Independence Day: Resurgence is kind of that middling blockbuster that I can't really recommend, but it's still not a total waste of time. Both halves of the film were total contrasts. The first half was everything I probably hated about sci-fi. It's boring watching people decode space writing, and everyone making that awkward transition into, "yeah we're that sequel to the blockbuster." New characters taking the place of the ones who couldn't be signed on to this piece of- Er. I meant died in the movie universe. Speaking of new characters, am I the only one who thinks that Will Smith's son (replacement in the movie) was awkward to watch? I didn't like him. Every time I'm looking at him he has a odd posing smile, and delivers lines that made me cringe. Liam Hemsworth's friend with the terrible pick up attempts? Hate him. This film picked up really well into the second half, and there's some nicely placed comedic moments. The second half is a good popcorn flick. There are perhaps five different story segments that converge into this 2nd half. It's not seamless, but you forget about it in favor of alien spaceships being torn a part, and Jeff Goldblum's infinitely awkward glory.
It's the typical blockbuster. You won't regret it if you're looking for a decent time.
With this and Inside Out Pixar has established that they indeed can make movies capable of touching an audience with an emotional tale. I never spotted this in previous Pixar films, but now I just have a feeling that somehow Pixar films don't just entertain. These past two Pixar films can just outright fuck with your emotions.
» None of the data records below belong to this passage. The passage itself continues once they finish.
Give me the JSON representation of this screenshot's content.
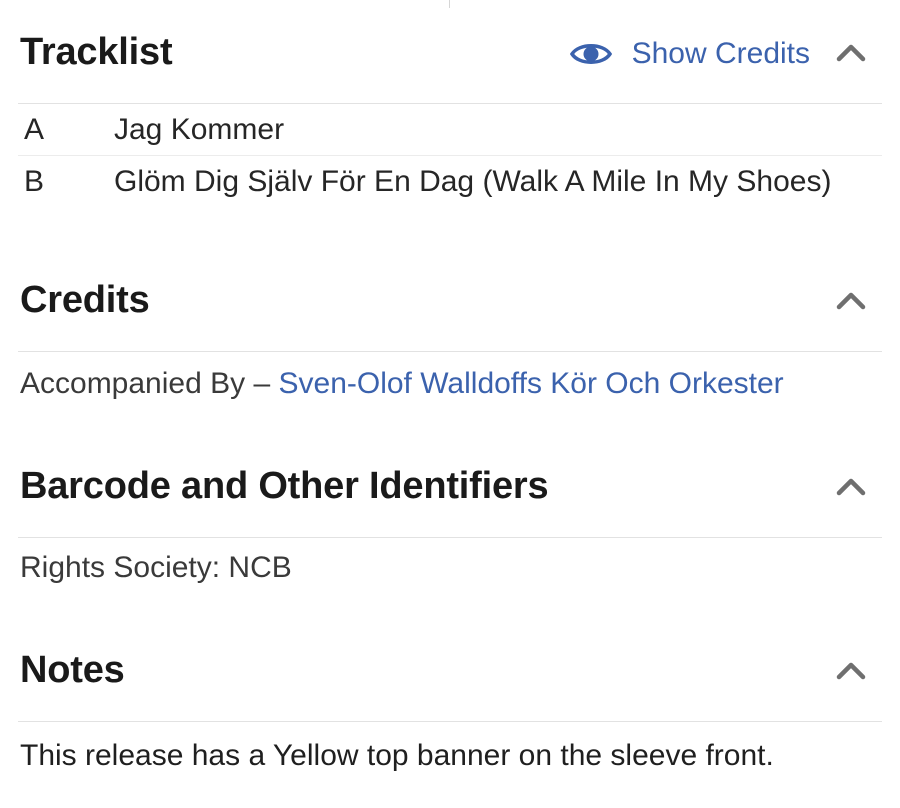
{
  "tracklist": {
    "title": "Tracklist",
    "show_credits_label": "Show Credits",
    "tracks": [
      {
        "position": "A",
        "title": "Jag Kommer"
      },
      {
        "position": "B",
        "title": "Glöm Dig Själv För En Dag (Walk A Mile In My Shoes)"
      }
    ]
  },
  "credits": {
    "title": "Credits",
    "role": "Accompanied By",
    "separator": "–",
    "artist": "Sven-Olof Walldoffs Kör Och Orkester"
  },
  "identifiers": {
    "title": "Barcode and Other Identifiers",
    "text": "Rights Society: NCB"
  },
  "notes": {
    "title": "Notes",
    "text": "This release has a Yellow top banner on the sleeve front."
  },
  "icons": {
    "collapse": "chevron-up-icon",
    "show_credits": "eye-icon"
  },
  "colors": {
    "link": "#3b62ad",
    "divider": "#e2e2e2"
  }
}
Finding Dory centers around Dory (duh) in the pursuit of finding her long lost parents. She must do this despite the many obstacles which are both within her (short term memory loss), and of the outside world. Where Finding Nemo had a lot more focus on just the obstacles in the way of Marlon, Finding Dory digs more into the psyche of our protagonist. And it's gut-wrenching.
Dory throughout has to deal with her intellectual shortcomings. Throughout, there are all sorts of doubts, fears, and general anxieties that fill Dory's mind. At the same time she accomplishes so much and gains more confidence.
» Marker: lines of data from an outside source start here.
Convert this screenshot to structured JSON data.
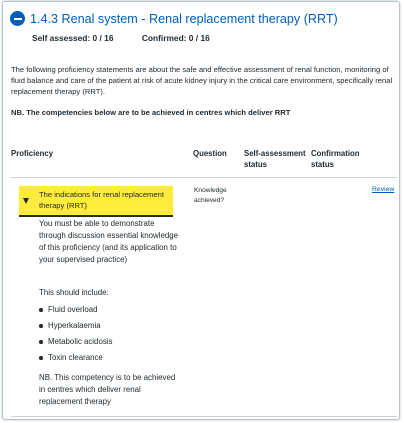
{
  "section": {
    "title": "1.4.3 Renal system - Renal replacement therapy (RRT)",
    "self_assessed": "Self assessed: 0 / 16",
    "confirmed": "Confirmed: 0 / 16",
    "intro": "The following proficiency statements are about the safe and effective assessment of renal function, monitoring of fluid balance and care of the patient at risk of acute kidney injury in the critical care environment, specifically renal replacement therapy (RRT).",
    "nb": "NB. The competencies below are to be achieved in centres which deliver RRT"
  },
  "table": {
    "headers": {
      "proficiency": "Proficiency",
      "question": "Question",
      "self_assessment_1": "Self-assessment",
      "self_assessment_2": "status",
      "confirmation_1": "Confirmation",
      "confirmation_2": "status"
    },
    "row": {
      "title": "The indications for renal replacement therapy (RRT)",
      "question_1": "Knowledge",
      "question_2": "achieved?",
      "review": "Review",
      "description": "You must be able to demonstrate through discussion essential knowledge of this proficiency (and its application to your supervised practice)",
      "include_label": "This should include:",
      "items": [
        "Fluid overload",
        "Hyperkalaemia",
        "Metabolic acidosis",
        "Toxin clearance"
      ],
      "nb": "NB. This competency is to be achieved in centres which deliver renal replacement therapy"
    }
  },
  "colors": {
    "accent": "#005eb8",
    "highlight": "#ffeb3b",
    "text": "#212b32"
  }
}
The people that she meets along the way do an excellent job. An emotional heft is instilled in them as well. And that is because of an amazing voice cast. These characters are incredibly fleshed out. There's such a sincere tone in the more heartbreaking moments, and I have tears stream down my face from that alone.
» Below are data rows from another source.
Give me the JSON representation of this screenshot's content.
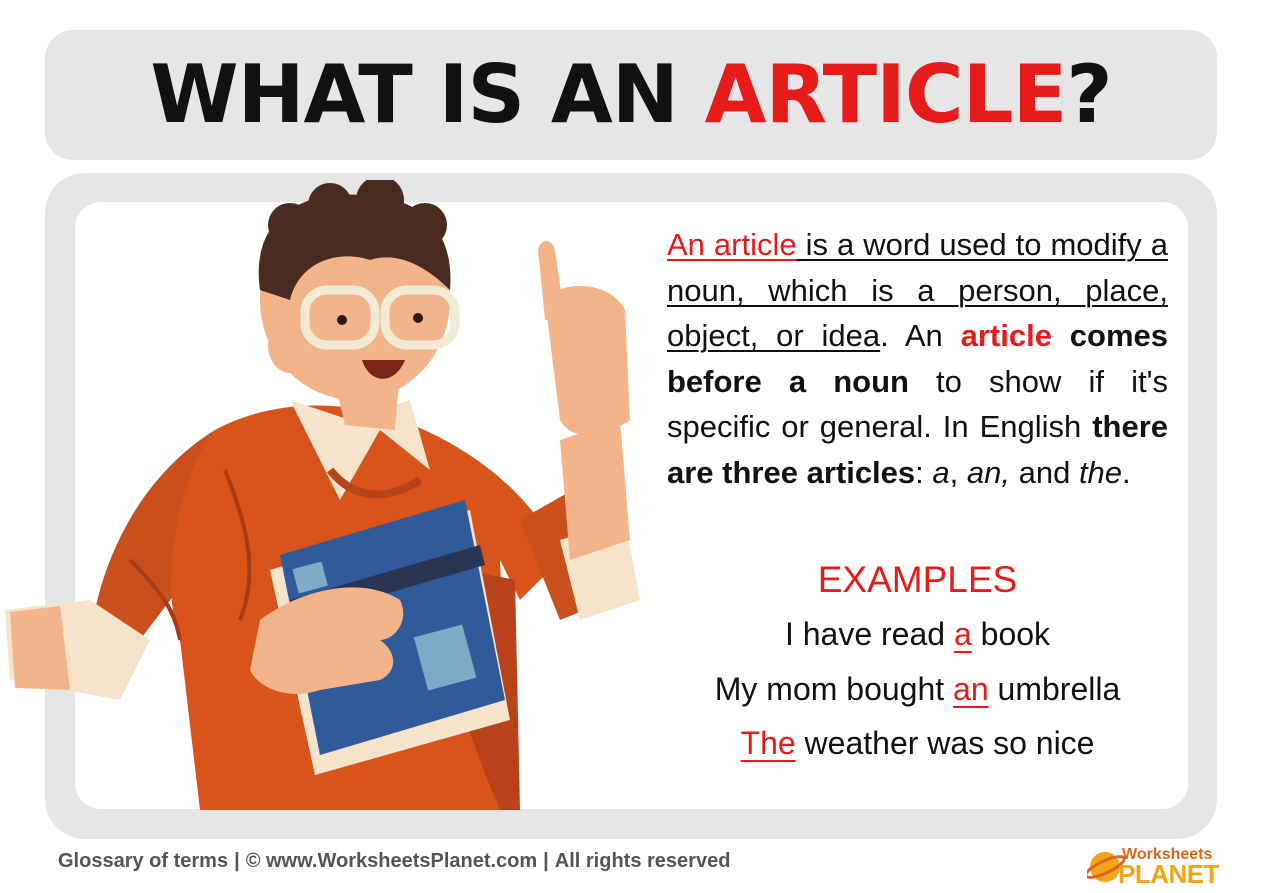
{
  "title": {
    "prefix": "WHAT IS AN ",
    "accent": "ARTICLE",
    "suffix": "?"
  },
  "definition": {
    "p1_red": "An article",
    "p1_rest": " is a word used to modify a noun, which is a person, place, object, or idea",
    "p1_end": ".",
    "p2_a": "An ",
    "p2_red": "article",
    "p2_b": " comes before a noun",
    "p2_c": " to show if it's specific or general. In English ",
    "p2_d": "there are three articles",
    "p2_e": ": ",
    "p2_a_art": "a",
    "p2_comma1": ", ",
    "p2_an_art": "an,",
    "p2_and": " and ",
    "p2_the_art": "the",
    "p2_end": "."
  },
  "examples": {
    "heading": "EXAMPLES",
    "items": [
      {
        "before": "I have read ",
        "article": "a",
        "after": " book"
      },
      {
        "before": "My mom bought ",
        "article": "an",
        "after": " umbrella"
      },
      {
        "before": "",
        "article": "The",
        "after": " weather was so nice"
      }
    ]
  },
  "footer": {
    "glossary": "Glossary of terms",
    "divider": "|",
    "copyright": "© www.WorksheetsPlanet.com",
    "rights": "All rights reserved"
  },
  "logo": {
    "top": "Worksheets",
    "bottom": "PLANET"
  },
  "colors": {
    "accent": "#e81b1b",
    "panel": "#e6e6e6",
    "sweater": "#d9541b",
    "book": "#2f5b9a"
  }
}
Going back to Dory, we are shown a character study. It's a character that has faced so much adversity, who is often left in the dark, and therefore has a lot more to deal with. And with every little moment of victory and every goal accomplished, a renewed sense of vigor emerges. As the story progresses Dory learns that despite disabilities, she can accomplish whatever she sets her mind on. Those tiny moments of accomplishment, the times she sets her mind and overcomes, those are times where this movie strengthens its emotional grip. Ultimately leaving me in tears of joy. It's a simple lesson that can be expanded on so well.
Finding Dory is my movie of the summer so far (it's also better than The Shallows).